Re-entering the park, one had to deal with car traffic on the road--getting stuck behind cars during a race?? That probably cost a couple of tenths of an mph off the average, but the main issue was one of safety. Note to the organizers: close the road over the damn to incoming traffic until the race is over.
The good news is that the parts of the course most like Cozumel--flat and windy--I did just fine. If the road does not tip up, I am in my element. I was able to just relax, hunker down, focus, and chip away at time and distance. Hopefully, this is a seed of confidence for a quiet mind on race day in November.
The good the bad and the ugly. The good was the relatively flat portions of the course where, notwithstanding some tired legs, I was able to get a rhythm going and set a sustainable pace that chewed up the distance and got me from aid station to aid station in good stead. I even overtook Coach Liz about a mile after T2, which surprised me to no end because she's a hard case and a great athlete. But, I took a cue from Hillary Biscay, "no walking in Ironman," (at least on the flats in my case) and every time I had a wave of discomfort, I just focused on my stride and rationalized, "the fastest way to get this overwith is to keep running." That is what one needs on Ironman day.
The bad--three very steep hills. It made no sense to run them on the day, so I power walked. It's just a tough course, so no excuses but no worries either.
The ugly--chasing butterflies. I wound up running a better pace on this course than I have in the past, due to my consistency (if not speed) running the flatter sections. Had I known that, I would have been content to keep the mind quiet in the last mile and a half and just suffer a little more discomfort and done even better.
At the time, however, I was thinking about the PRs and the time goal butterflies that had gotten away--indeed they were unrealistic given the swimming and biking conditions and might have been unrealistic even under ideal conditions. In so doing, the butterfly chasing brain began to ask, "what's the point? No need to puke if you're not going to PR." And so I began walking instead of channeling my inner-Hillary-Biscay. Coach Liz passed me back at about 3/4 of a mile to go. I should have run with her and finished a fun race with a friend, but I quickly cut her loose and hobbled until the finish line was comfortably in sight.
So, again, I finished Ironman 70.3 Buffalo Springs Lake. I did not get near the numbers that I had placed on myself, but in a sense, those numbers will come when I stop chasing them and just get down to the business of putting one foot in front of the other during individual moments.

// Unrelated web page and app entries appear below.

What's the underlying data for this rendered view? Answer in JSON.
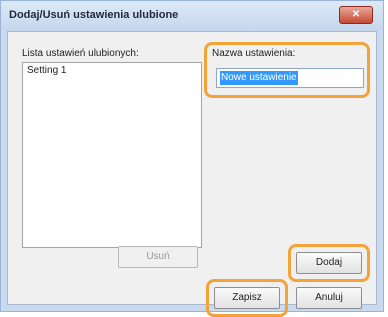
{
  "window": {
    "title": "Dodaj/Usuń ustawienia ulubione",
    "close_glyph": "✕"
  },
  "favorites": {
    "label": "Lista ustawień ulubionych:",
    "items": [
      "Setting 1"
    ]
  },
  "name_field": {
    "label": "Nazwa ustawienia:",
    "value": "Nowe ustawienie"
  },
  "buttons": {
    "remove": "Usuń",
    "add": "Dodaj",
    "save": "Zapisz",
    "cancel": "Anuluj"
  },
  "colors": {
    "highlight": "#f2a33a",
    "selection": "#3399ff",
    "close": "#c74a36"
  }
}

Even more important than the numbers, however, was the experience and its fruits. I put some big deposits in the Ironman Bank on which I can draw in Cozumel in November, and learned a ton. Better still, the beer was great, the comeradery authentic, the after party loud and boisterous, and the hunger for more such races rekindled. The road goes on forever and the party never ends.